=== Data excerpts ===
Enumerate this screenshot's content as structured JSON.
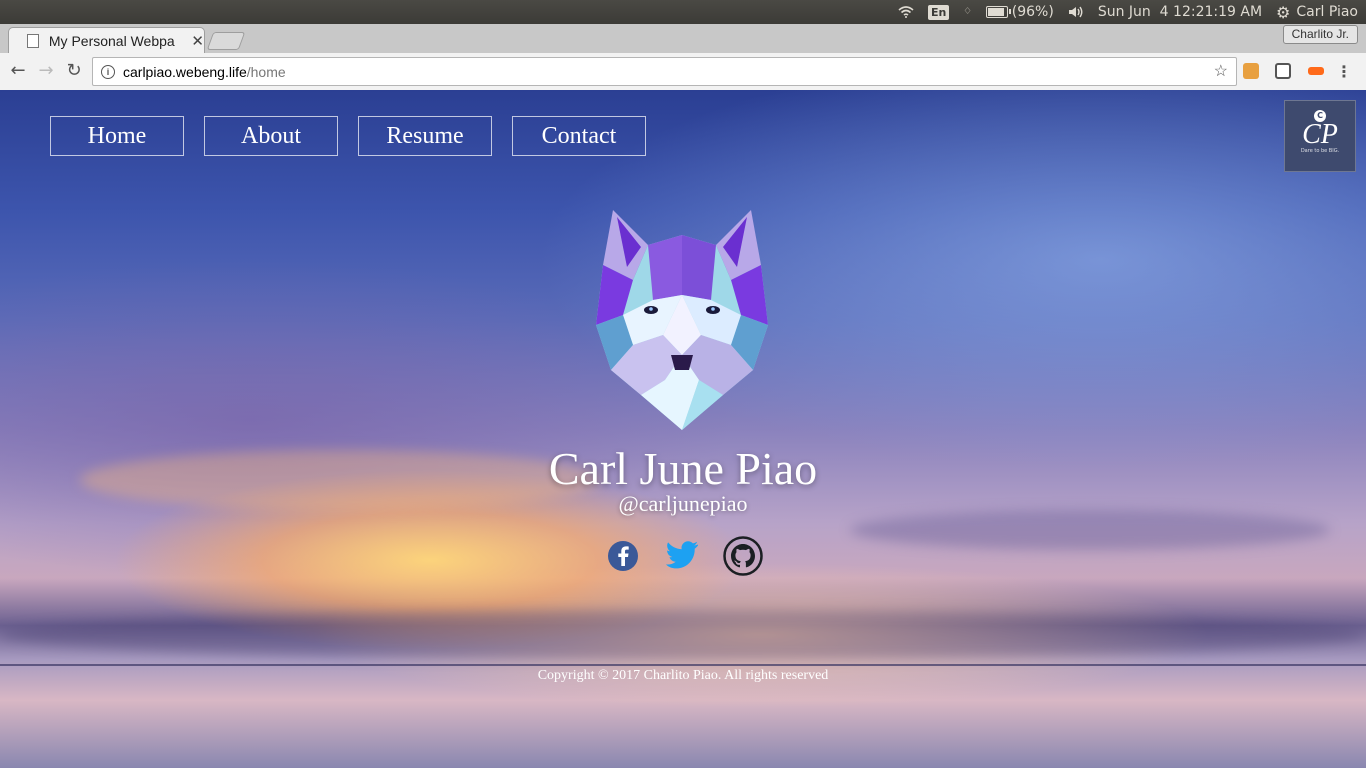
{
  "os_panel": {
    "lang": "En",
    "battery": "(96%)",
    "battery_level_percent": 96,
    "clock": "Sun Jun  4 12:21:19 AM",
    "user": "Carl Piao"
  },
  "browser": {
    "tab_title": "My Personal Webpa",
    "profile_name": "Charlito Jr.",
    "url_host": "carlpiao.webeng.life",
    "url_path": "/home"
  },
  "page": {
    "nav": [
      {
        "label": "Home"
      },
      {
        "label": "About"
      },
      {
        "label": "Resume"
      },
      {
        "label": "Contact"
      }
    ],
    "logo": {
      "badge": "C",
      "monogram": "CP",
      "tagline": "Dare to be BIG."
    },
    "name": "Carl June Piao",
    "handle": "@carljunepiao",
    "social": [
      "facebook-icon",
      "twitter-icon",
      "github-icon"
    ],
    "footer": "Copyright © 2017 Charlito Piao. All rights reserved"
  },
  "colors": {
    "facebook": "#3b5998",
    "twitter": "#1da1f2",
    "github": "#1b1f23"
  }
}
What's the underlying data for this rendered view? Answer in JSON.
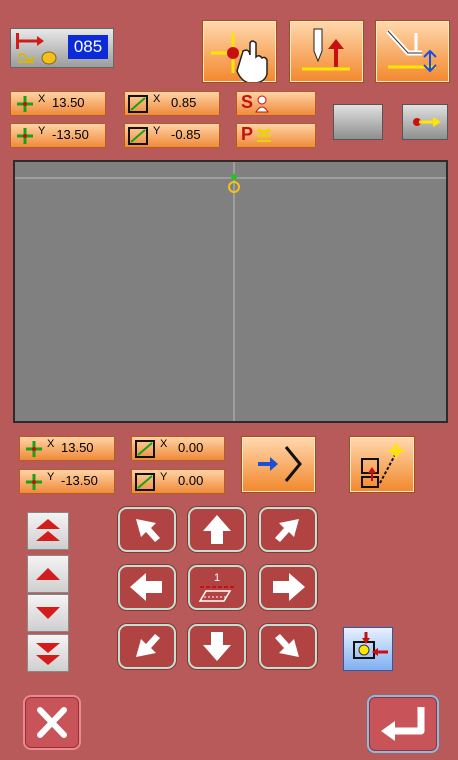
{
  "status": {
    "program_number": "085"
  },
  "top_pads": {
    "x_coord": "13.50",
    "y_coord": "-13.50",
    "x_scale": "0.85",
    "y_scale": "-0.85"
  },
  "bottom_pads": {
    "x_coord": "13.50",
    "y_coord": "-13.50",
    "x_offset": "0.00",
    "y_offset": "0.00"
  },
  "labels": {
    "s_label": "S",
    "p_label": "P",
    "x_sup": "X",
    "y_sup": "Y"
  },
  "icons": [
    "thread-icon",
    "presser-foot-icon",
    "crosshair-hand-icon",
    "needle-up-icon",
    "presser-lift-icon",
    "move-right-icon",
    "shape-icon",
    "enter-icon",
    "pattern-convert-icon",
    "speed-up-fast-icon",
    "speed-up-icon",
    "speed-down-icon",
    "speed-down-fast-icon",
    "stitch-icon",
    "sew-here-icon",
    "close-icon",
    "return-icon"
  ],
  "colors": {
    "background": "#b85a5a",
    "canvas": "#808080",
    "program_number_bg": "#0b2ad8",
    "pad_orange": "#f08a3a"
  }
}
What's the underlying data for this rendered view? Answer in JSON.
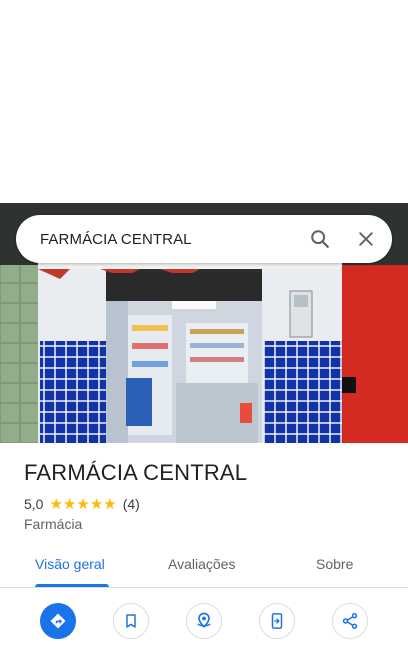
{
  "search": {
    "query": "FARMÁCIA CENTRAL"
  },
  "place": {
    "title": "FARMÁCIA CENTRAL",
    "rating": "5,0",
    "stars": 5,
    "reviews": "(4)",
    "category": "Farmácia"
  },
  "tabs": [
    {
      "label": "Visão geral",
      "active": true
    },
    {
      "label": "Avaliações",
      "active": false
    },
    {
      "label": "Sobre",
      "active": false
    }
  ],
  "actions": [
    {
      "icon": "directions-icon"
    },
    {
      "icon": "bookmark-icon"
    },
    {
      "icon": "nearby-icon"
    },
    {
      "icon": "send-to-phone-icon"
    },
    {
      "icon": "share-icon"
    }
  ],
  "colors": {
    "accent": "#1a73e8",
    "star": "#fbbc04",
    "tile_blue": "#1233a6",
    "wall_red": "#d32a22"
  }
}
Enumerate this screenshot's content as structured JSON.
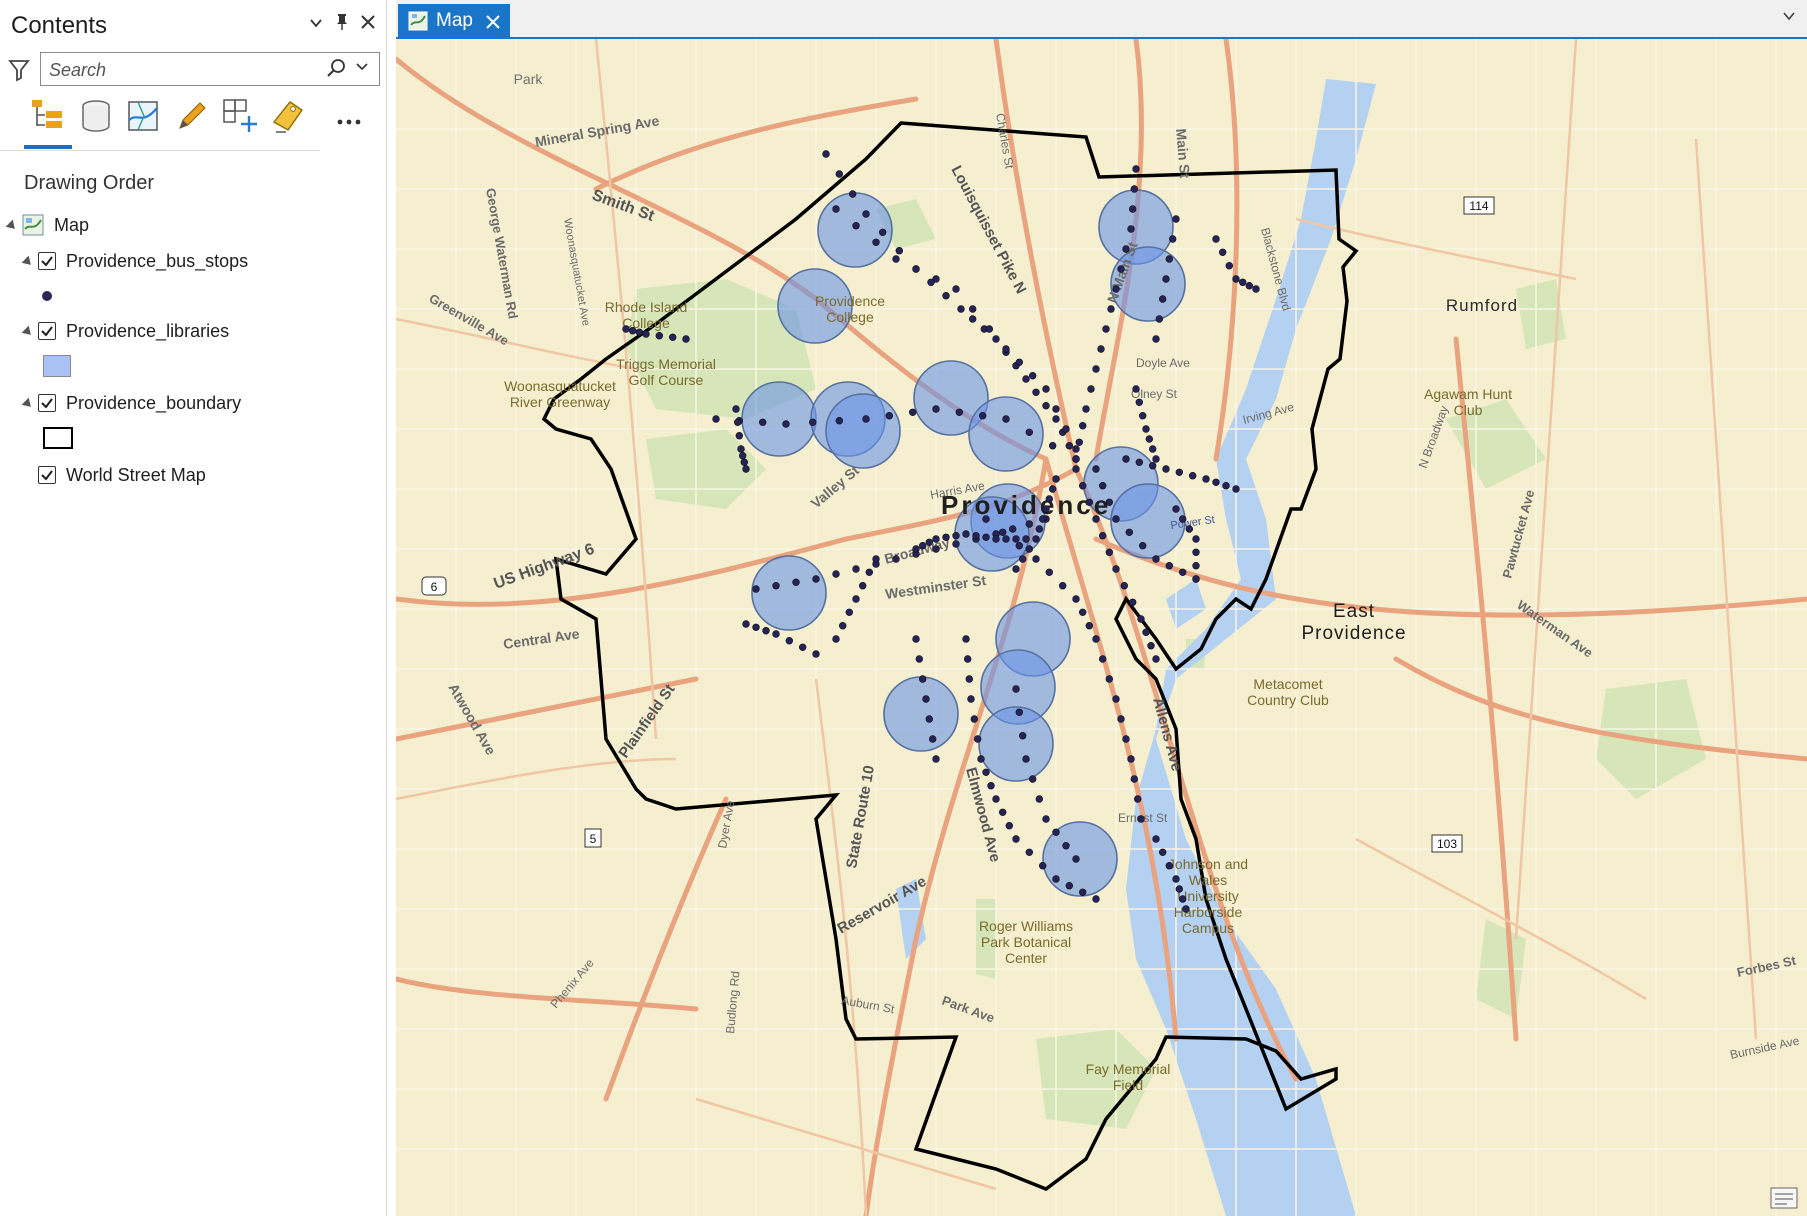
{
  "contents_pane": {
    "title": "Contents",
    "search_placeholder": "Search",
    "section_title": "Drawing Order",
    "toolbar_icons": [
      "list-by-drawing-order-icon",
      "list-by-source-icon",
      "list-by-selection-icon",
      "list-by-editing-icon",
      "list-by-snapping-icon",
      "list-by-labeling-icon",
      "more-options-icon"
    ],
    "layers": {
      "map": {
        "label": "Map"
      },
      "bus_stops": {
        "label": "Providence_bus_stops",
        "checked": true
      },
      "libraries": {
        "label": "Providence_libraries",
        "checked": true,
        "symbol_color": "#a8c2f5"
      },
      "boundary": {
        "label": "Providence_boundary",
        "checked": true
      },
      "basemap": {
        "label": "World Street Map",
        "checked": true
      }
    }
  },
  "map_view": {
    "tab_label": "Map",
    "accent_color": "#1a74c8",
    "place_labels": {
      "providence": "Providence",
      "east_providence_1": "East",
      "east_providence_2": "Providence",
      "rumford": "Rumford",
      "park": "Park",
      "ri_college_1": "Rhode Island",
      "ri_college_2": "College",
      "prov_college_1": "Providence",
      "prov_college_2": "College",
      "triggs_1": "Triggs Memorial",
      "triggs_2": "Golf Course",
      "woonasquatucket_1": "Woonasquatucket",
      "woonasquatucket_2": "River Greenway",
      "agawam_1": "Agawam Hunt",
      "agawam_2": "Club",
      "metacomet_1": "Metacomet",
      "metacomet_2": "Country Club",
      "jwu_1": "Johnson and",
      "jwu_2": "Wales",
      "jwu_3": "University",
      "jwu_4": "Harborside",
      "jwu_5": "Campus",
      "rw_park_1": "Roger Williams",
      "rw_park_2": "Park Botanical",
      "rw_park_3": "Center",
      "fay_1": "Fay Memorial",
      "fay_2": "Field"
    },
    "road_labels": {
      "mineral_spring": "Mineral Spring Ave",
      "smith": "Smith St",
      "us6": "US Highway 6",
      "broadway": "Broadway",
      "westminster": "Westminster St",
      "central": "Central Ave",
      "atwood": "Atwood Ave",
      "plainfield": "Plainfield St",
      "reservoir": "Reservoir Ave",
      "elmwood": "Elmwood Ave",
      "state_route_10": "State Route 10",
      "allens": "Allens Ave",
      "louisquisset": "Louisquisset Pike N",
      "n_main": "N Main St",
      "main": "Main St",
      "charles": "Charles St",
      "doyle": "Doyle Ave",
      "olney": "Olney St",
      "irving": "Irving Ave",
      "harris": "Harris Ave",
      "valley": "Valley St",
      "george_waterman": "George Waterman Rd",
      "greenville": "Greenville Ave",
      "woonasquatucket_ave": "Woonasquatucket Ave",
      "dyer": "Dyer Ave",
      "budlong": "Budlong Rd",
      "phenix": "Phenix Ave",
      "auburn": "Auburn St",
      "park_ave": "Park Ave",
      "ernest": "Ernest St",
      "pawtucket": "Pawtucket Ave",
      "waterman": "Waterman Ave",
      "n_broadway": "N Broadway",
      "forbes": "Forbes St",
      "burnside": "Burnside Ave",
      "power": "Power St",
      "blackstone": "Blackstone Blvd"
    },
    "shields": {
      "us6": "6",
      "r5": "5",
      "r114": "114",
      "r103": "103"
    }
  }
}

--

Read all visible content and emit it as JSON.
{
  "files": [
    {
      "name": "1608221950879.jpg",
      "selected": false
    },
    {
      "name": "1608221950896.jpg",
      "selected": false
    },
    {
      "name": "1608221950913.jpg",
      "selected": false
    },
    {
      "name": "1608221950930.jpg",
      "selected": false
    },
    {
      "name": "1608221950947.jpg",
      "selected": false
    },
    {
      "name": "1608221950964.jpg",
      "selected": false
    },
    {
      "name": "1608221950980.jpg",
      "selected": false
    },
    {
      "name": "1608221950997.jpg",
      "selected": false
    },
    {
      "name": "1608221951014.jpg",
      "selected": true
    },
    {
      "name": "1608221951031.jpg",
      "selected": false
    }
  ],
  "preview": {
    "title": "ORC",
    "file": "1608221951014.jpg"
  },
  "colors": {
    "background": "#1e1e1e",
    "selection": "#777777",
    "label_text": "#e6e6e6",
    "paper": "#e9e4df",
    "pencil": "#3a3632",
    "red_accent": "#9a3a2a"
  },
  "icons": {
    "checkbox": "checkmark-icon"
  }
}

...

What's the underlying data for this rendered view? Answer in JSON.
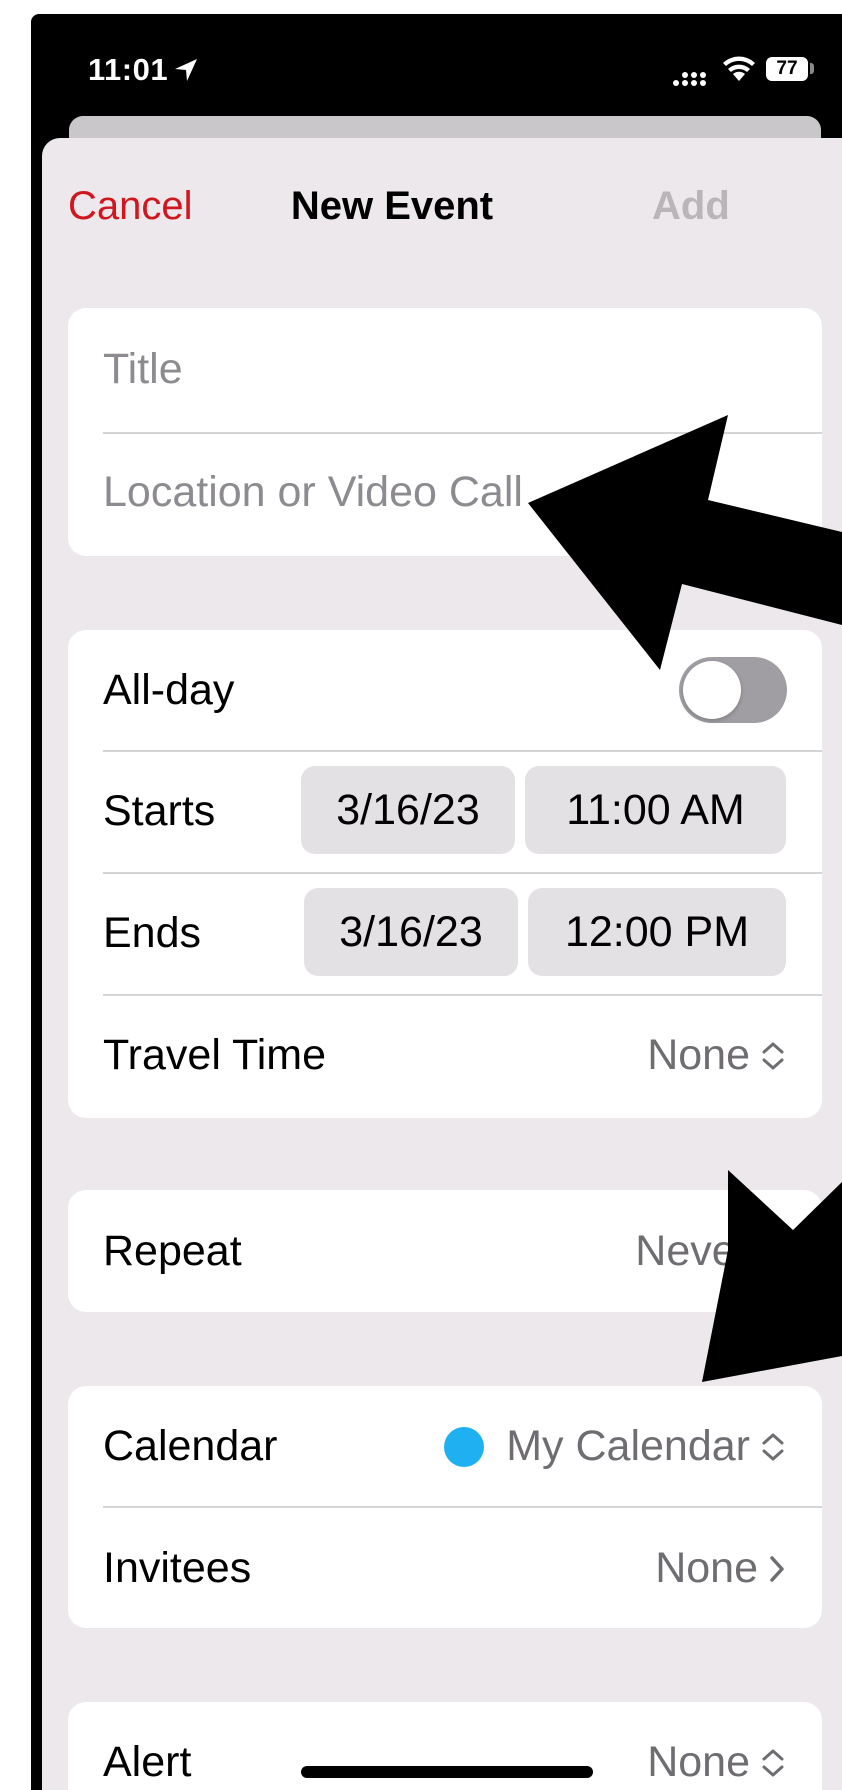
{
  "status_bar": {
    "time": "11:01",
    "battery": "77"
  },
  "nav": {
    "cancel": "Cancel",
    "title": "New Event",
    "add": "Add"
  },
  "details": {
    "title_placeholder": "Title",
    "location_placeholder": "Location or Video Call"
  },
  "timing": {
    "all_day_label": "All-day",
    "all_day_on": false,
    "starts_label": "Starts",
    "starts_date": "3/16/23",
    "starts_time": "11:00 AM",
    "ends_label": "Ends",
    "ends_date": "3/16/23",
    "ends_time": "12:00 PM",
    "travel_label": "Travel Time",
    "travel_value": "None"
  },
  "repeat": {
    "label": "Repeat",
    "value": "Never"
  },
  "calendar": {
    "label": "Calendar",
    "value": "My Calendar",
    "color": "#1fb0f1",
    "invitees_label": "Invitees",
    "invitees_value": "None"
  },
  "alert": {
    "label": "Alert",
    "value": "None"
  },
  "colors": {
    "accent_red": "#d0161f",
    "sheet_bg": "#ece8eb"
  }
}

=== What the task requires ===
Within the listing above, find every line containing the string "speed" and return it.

=== Task answer ===
    "speed-up-fast-icon",
    "speed-up-icon",
    "speed-down-icon",
    "speed-down-fast-icon",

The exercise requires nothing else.